In the wake of the storming of the U.S. Capitol on Jan. 6, an unprecedented step was taken: placing 25,000 National Guardsmen to protect the Capitol. Democratic Rep. Steve Cohen expressed concerned that with so many white Trump voters in the guard, there could be violent extremists among them. Politico shared these concerns in a piece arguing the military has a hate-group problem. The piece used entirely anecdotal evidence, so is there any real data?
It turns out that thanks to concerns from people like Cohen, the National Guard and the FBI vetted the 25,000 grunts from across the nation to assure no extremists were among them. It was widely reported that 12 guardsmen were removed from the force as a result of the vetting. But now, The Federalist’s Jordan Davidson has gotten clarification from the National Guard about these 12 people.
According to the Guard (emphasis mine):
As stated by GEN Hokanson, Chief, National Guard Bureau, two of the members were brought to the attention of the command for inappropriate texts or statements, while the other 10 were flagged by the FBI during the routine checks that they perform during every inauguration. None of these individuals were flagged for extremist, criminal or threat association.
Their chain of command will review the circumstances and will take appropriate actions, if necessary, or they will be referred to law enforcement.
Now, there are 1.3 million active-duty military members, so 25,000 is only about 2 percent, but it seems rather important that absolutely no extremists were found given the fears expressed by the left. If this were some kind of widespread and incredibly dangerous threat, wouldn’t we expect to find at least one extremist in this force?

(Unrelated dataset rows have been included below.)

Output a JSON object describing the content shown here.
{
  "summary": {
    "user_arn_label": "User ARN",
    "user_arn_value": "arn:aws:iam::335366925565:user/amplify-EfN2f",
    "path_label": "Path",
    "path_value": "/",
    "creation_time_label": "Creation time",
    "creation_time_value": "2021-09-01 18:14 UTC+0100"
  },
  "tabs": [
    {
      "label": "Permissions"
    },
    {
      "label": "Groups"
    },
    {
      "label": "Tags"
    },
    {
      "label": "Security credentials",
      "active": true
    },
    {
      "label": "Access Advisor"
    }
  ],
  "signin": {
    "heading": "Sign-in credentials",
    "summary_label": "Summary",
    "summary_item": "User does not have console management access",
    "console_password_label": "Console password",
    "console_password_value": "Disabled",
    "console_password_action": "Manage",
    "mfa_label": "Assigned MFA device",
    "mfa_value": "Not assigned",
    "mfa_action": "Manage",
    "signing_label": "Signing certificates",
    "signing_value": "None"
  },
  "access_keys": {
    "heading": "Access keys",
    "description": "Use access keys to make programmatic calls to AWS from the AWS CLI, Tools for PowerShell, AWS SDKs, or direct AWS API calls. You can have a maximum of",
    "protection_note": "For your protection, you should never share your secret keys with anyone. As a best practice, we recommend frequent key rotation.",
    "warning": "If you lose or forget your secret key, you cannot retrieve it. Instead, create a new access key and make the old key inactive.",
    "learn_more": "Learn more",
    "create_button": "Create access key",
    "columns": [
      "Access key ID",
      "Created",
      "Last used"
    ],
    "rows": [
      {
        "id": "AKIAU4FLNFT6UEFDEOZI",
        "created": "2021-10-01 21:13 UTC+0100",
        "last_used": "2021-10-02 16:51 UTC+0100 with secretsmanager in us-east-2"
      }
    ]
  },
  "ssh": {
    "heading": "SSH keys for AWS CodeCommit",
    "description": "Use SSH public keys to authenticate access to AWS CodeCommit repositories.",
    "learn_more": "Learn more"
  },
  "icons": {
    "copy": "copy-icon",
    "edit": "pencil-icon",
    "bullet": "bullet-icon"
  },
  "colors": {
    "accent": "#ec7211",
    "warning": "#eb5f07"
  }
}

Thus far, Cohen has not apologized for besmirching the honor and morals of so many military service members, nor has the media done any kind of about-face on the nature of the threat. This is because the idea that Trump-supporting boogiemen are lurking in our ranks serves their political purposes. Trump was a phenomenon that shook the D.C. establishment to its core, and there isn’t much they won’t do to destroy the movement he created. That includes insulting our troops.
With a military of over 1 million, there are going to be some bad apples of every kind, but the claim that the U.S. military has a serious extremist problem simply isn’t backed up by the facts. It is merely a broader effort to pretend that the extremely small number of people who attacked the Capitol represents some existential threat to the country, one that Trump created.
In the private sector, we have seen these lies give cover to illiberal actions by Big Tech, which destroyed Twitter’s competitor Parler over this supposed threat. The chilling effect these kinds of actions are having is serious and dangerous. According to polling, 62 percent of Americans have political views they are afraid to express. That is not a recipe for a healthy democracy. And pretending our military is rife with Nazis or, more broadly, that support for Trump is some kind of extremist red flag just makes the problem worse.
The fact that exactly zero of the 25,000 guardsmen turned out to be extremists is very good news indeed and important for Americans to know even if it doesn’t fit the Democrat Party’s narrative. At least since the Vietnam era, Americans have been mainly unified in support of our troops. It is a trusted institution. Cohen and the media attempted to undermine that trust. Now that they have been proven wrong, they should correct the record just as loudly. But don’t hold your breath.